Since 22 October 2020, the six Abortion Without Borders member groups have helped 34,000 people from Poland to access abortion:
- 1,075 people were helped to navigate a second trimester abortion at a clinic outside Poland by one of the six member groups of the Abortion Without Borders initiative. 523 of the 1,075 people disclosed information about the presence of a foetal abnormality.
- The total amount of funding given by Abortion Without Borders is more than 700,000 PLN/ £129,000/ €153,000.
- Over 8,457 people called the Abortion Without Borders hotline seeking information and access to abortion and 2,758 people wrote e-mails asking for help with abortion. 274 people were looking for information about how to get the morning-after pill and 407 needed counselling after an abortion.
- Ciocia (Auntie) Basia in Germany helped 378 people access abortion. 243 terminated their pregnancies by travelling to Berlin, 33 were referred to Ciocia Wienia in Vienna and the remaining 102 were referred to other German cities and had abortions with the help of other Ciocia groups.
- Abortion Network Amsterdam (ANA), Netherlands, helped 245 people to access second trimester abortions at a cost of more than 25,000 zloty (£4,608/€5,465). This included the cost of the procedure, stay and travel arrangements in many cases, also mandatory Covid-19 tests.
- The Abortion Support Network in England has helped at least 460 people to access second trimester abortion in England, the Netherlands or elsewhere in Europe. The financial support given by ASN was 670,000 zloty (£123,513/€146,450) for abortions, travel and accommodation costs, Covid-19 tests and more.
- The remaining people who needed to travel abroad for second trimester abortions were helped by more than one organization within Abortion Without Borders and travelled to Belgium, Spain, France and the Czech Republic for abortion.
- Women Help Women, an international organization that facilitates postal access to abortion pills, has responded to over 80,000 messages from Poland. In the last 12 months over 18,000 people in Poland benefited from the help of Women Help Women.
- Over 2,200 new people have registered on the online forum of Kobiety w Sieci (Women on the Net). Since 22 October 2020, 434 have received support for having an abortion with pills, of whom 45 were in the second trimester of pregnancy and decided to take pills with the help of Kobiety w Sieci because they could not or did not wish to go to a clinic abroad.
- The Abortion Dream Team (ADT) has helped more than 3,400 people have abortions with pills in the past 12 months. Of those 3,400, 77 were in their second trimester of pregnancy – unable/unwilling to travel to a clinic abroad for the procedure, they chose to take the pills with ADT assistance. 967 others sought access to the morning-after pill. 361 contacted ADT’s legal hotline.
- In the two clinics in Holland that most often provide second trimester abortions, 3-6 people from Poland terminate their pregnancies every day. Many of them arrange the treatment on their own without support.
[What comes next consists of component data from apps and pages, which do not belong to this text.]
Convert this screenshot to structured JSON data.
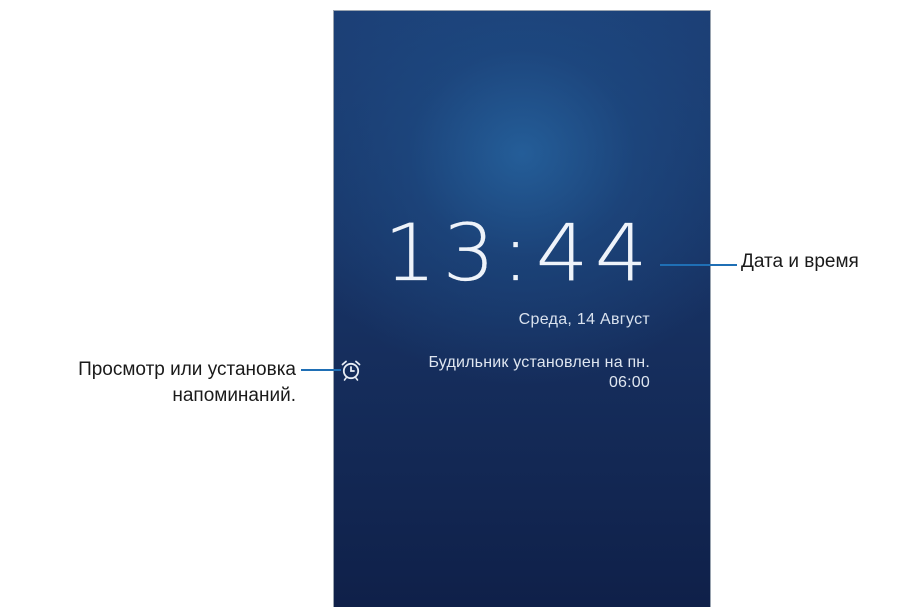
{
  "lockscreen": {
    "time": "13:44",
    "date": "Среда, 14 Август",
    "alarm_line1": "Будильник установлен на пн.",
    "alarm_line2": "06:00"
  },
  "annotations": {
    "date_time_label": "Дата и время",
    "reminders_line1": "Просмотр или установка",
    "reminders_line2": "напоминаний."
  },
  "icons": {
    "alarm": "alarm-clock-icon"
  },
  "colors": {
    "callout": "#1f6fb5",
    "screen_top": "#1c3f76",
    "screen_bottom": "#0f2049"
  }
}
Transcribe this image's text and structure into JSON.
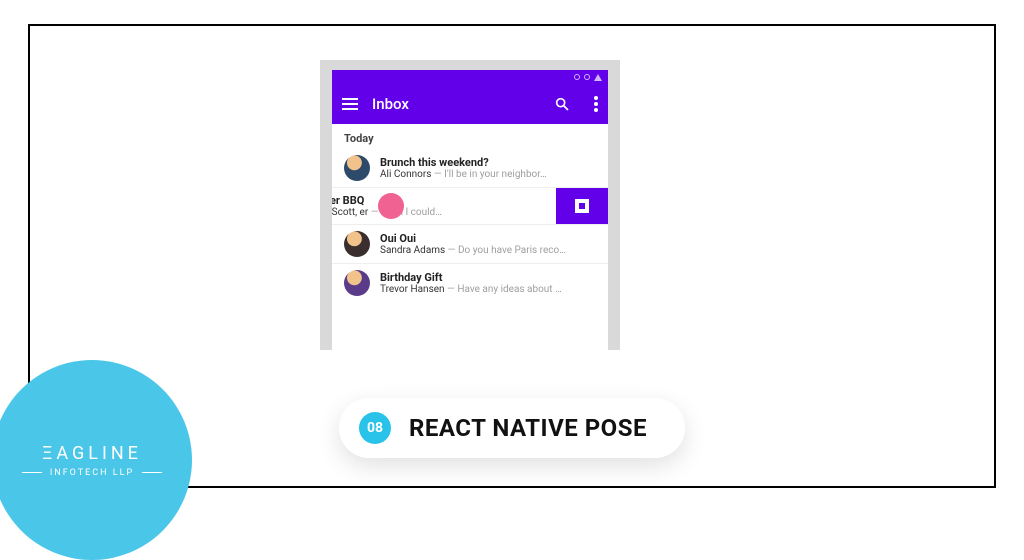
{
  "colors": {
    "primary": "#6200ea",
    "accent_pink": "#f06292",
    "brand_cyan": "#4ac7e8"
  },
  "appbar": {
    "title": "Inbox"
  },
  "section": {
    "label": "Today"
  },
  "mails": [
    {
      "subject": "Brunch this weekend?",
      "sender": "Ali Connors",
      "preview": "I'll be in your neighbor…"
    },
    {
      "subject": "Summer BBQ",
      "subject_visible": "immer BBQ",
      "sender": "Alex, Scott, Jeffer",
      "sender_visible": "Alex, Scott,        er",
      "preview": "Wish I could…"
    },
    {
      "subject": "Oui Oui",
      "sender": "Sandra Adams",
      "preview": "Do you have Paris reco…"
    },
    {
      "subject": "Birthday Gift",
      "sender": "Trevor Hansen",
      "preview": "Have any ideas about …"
    }
  ],
  "caption": {
    "number": "08",
    "title": "REACT NATIVE POSE"
  },
  "brand": {
    "name": "ΞAGLINE",
    "sub": "INFOTECH LLP"
  }
}
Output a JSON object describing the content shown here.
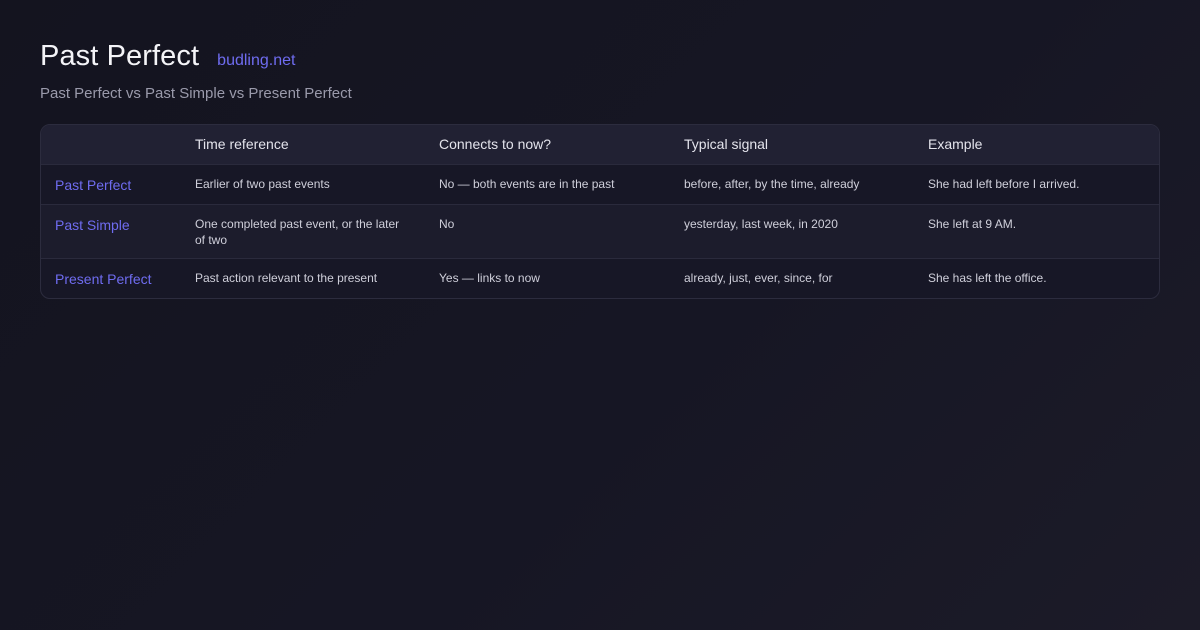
{
  "header": {
    "title": "Past Perfect",
    "site": "budling.net",
    "subtitle": "Past Perfect vs Past Simple vs Present Perfect"
  },
  "table": {
    "columns": [
      "",
      "Time reference",
      "Connects to now?",
      "Typical signal",
      "Example"
    ],
    "rows": [
      {
        "tense": "Past Perfect",
        "time_reference": "Earlier of two past events",
        "connects_to_now": "No — both events are in the past",
        "typical_signal": "before, after, by the time, already",
        "example": "She had left before I arrived."
      },
      {
        "tense": "Past Simple",
        "time_reference": "One completed past event, or the later of two",
        "connects_to_now": "No",
        "typical_signal": "yesterday, last week, in 2020",
        "example": "She left at 9 AM."
      },
      {
        "tense": "Present Perfect",
        "time_reference": "Past action relevant to the present",
        "connects_to_now": "Yes — links to now",
        "typical_signal": "already, just, ever, since, for",
        "example": "She has left the office."
      }
    ]
  },
  "colors": {
    "accent": "#6f6cf0",
    "background": "#14141f",
    "header_row": "#212133"
  }
}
Taking into account Polish government statistics of how many abortions were previously carried out in Polish hospitals (prior to 22 October 2020), we conclude that Abortion Without Borders has taken over almost all the abortions previously provided by the Polish state. The responsibility for second trimester abortions now rests on the shoulders of feminist organisations and informal groups and depends on money raised from donations.
If you are in Poland and need an abortion you can call Abortion Without Borders +48 22 29 22 597 (seven days a week, 8 am–8 pm), email firstname.lastname@example.org or visit abortionabezgranic.pl.